I think it demonstrates how important models are to collectors going through unimaginable times. Our heart is with her.Another collector, Lauren Tague says:
"I am so grateful that I held onto my collection (and that my parents didn't insist that I get rid of them) when I first went to college. My horses each have a story--I look back at them and I don't just see models: I see birthdays, family celebrations, special events.... I remember what was going on in my life and the people who helped me get each model. Even if a model reminds me of a difficult season in life, it represents a bright spot within it.
Although I have sold or donated some models that I simply didn't care for, I have always kept the core of my herd. That said, I have also gone through the very deep, very real pain of selling particularly special models only to realize too late how special they were. I've gone through phases of getting bright ideas like "I'm not collecting this mold, or I'm getting rid of this type of model"... but I am also starting to understand that the older I get, I look at my models differently.
Just the other day, I was looking at some models that I had set aside to potentially give to a young cousin. Now, of course I'm all for spreading the Breyer bug, and these were models I'd had set aside for more than a year and didn't think I'd miss.

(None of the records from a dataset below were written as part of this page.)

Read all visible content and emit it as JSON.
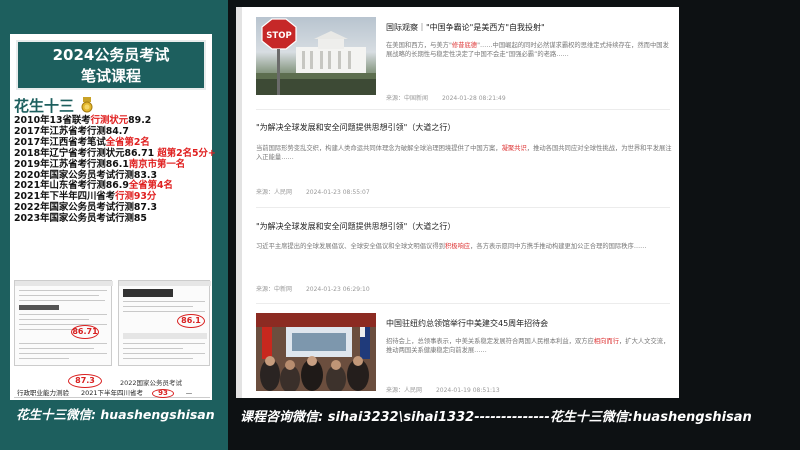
{
  "promo": {
    "title_line1": "2024公务员考试",
    "title_line2": "笔试课程",
    "brand": "花生十三",
    "achievements": [
      {
        "pre": "2010年13省联考",
        "hl": "行测状元",
        "post": "89.2"
      },
      {
        "pre": "2017年江苏省考行测84.7",
        "hl": "",
        "post": ""
      },
      {
        "pre": "2017年江西省考笔试",
        "hl": "全省第2名",
        "post": ""
      },
      {
        "pre": "2018年辽宁省考行测状元86.71 ",
        "hl": "超第2名5分+",
        "post": ""
      },
      {
        "pre": "2019年江苏省考行测86.1",
        "hl": "南京市第一名",
        "post": ""
      },
      {
        "pre": "2020年国家公务员考试行测83.3",
        "hl": "",
        "post": ""
      },
      {
        "pre": "2021年山东省考行测86.9",
        "hl": "全省第4名",
        "post": ""
      },
      {
        "pre": "2021年下半年四川省考",
        "hl": "行测93分",
        "post": ""
      },
      {
        "pre": "2022年国家公务员考试行测87.3",
        "hl": "",
        "post": ""
      },
      {
        "pre": "2023年国家公务员考试行测85",
        "hl": "",
        "post": ""
      }
    ],
    "score_doc1_circle": "86.71",
    "score_doc2_circle": "86.1",
    "score_doc3_circle": "87.3",
    "score_doc3_caption": "2022国家公务员考试",
    "table_row1": [
      "科目",
      "成绩",
      "—"
    ],
    "table_row2": [
      "行政职业能力测验",
      "2021下半年四川省考",
      "93",
      "—"
    ],
    "table_row3": [
      "申论",
      "",
      "—",
      ""
    ],
    "footer": "花生十三微信: huashengshisan"
  },
  "news": {
    "articles": [
      {
        "title": "国际观察｜\"中国争霸论\"是美西方\"自我投射\"",
        "summary_pre": "在美国和西方，与美方\"",
        "summary_hl": "修昔底德",
        "summary_post": "\"……中国崛起的同时必然谋求霸权的思维定式持续存在，然而中国发展战略的长期性与稳定性决定了中国不会走“国强必霸”的老路……",
        "source": "来源：中国新闻",
        "date": "2024-01-28 08:21:49"
      },
      {
        "title": "\"为解决全球发展和安全问题提供思想引领\"（大道之行）",
        "summary_pre": "当前国际形势变乱交织，构建人类命运共同体理念为破解全球治理困境提供了中国方案，",
        "summary_hl": "凝聚共识",
        "summary_post": "，推动各国共同应对全球性挑战，为世界和平发展注入正能量……",
        "source": "来源：人民网",
        "date": "2024-01-23 08:55:07"
      },
      {
        "title": "\"为解决全球发展和安全问题提供思想引领\"（大道之行）",
        "summary_pre": "习近平主席提出的全球发展倡议、全球安全倡议和全球文明倡议得到",
        "summary_hl": "积极响应",
        "summary_post": "，各方表示愿同中方携手推动构建更加公正合理的国际秩序……",
        "source": "来源：中新网",
        "date": "2024-01-23 06:29:10"
      },
      {
        "title": "中国驻纽约总领馆举行中美建交45周年招待会",
        "summary_pre": "招待会上，总领事表示，中美关系稳定发展符合两国人民根本利益，双方应",
        "summary_hl": "相向而行",
        "summary_post": "，扩大人文交流，推动两国关系健康稳定向前发展……",
        "source": "来源：人民网",
        "date": "2024-01-19 08:51:13"
      }
    ]
  },
  "bottom_caption": "课程咨询微信: sihai3232\\sihai1332--------------花生十三微信:huashengshisan"
}
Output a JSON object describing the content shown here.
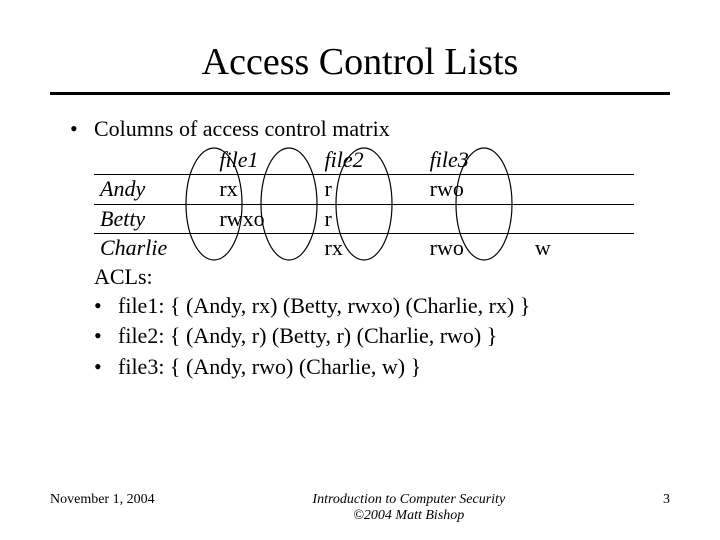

But I picked up "Pine," the Shetland Pony, looked at her sassy expression...and a wry smile spread across my face. I remembered the stories I used to act out with my models as a kid, and the specific role she'd had in them. I admired her very nice 90's bi-eyes. I didn't even care that she is scratched up or is on a mold I don't particularly like. I kept smiling and put her right back over with my collection! Even though about half of the herd has to be in storage right now, as I'm out of room, it's not worth giving up her memories."
You are spot-on, Lauren, and I think that's an important message both for collectors and everyone who has a collector in their life. Our collections really do provide emotional support, particularly for those of us who are introverted. If something happens to them, we grieve. When we get a new addition, we celebrate. And for concerned relatives, don't worry. We've never known a collector who has starved or lost their home because they spent that money on models. We're not addicts; we have a healthy hobby. (Maybe you should worry more about that relative who is collecting guns or knives?)
Instead, what we have is a safe, healthy escape from the bad news in the world and in our lives that so many people need and can't find. If you're a collector, you know just what I mean. An hour spent among our collection, enjoying different models, recalling their memories and appreciating them for what they are, can be very refreshing and encouraging.
If you're not a collector but know one, appreciate that they have this beautiful way to care for themselves when times are difficult, and to celebrate their successes. They help us remain well-adjusted and resilient through the craziness of life. I always say, "No model horse collector ever started a war." [Maybe we should send model horses to world leaders?] During an emotional time, you can show them you understand and care by bringing them a model for their herd. It could be a new model from our site or a local store, or something you find at a flea market, it doesn't matter. It doesn't even matter if they already have the exact same model. Not only will they appreciate that you understand the concept of Pony Therapy, but you will have just added to the positive memories that their collection stores up to be used during troubled times.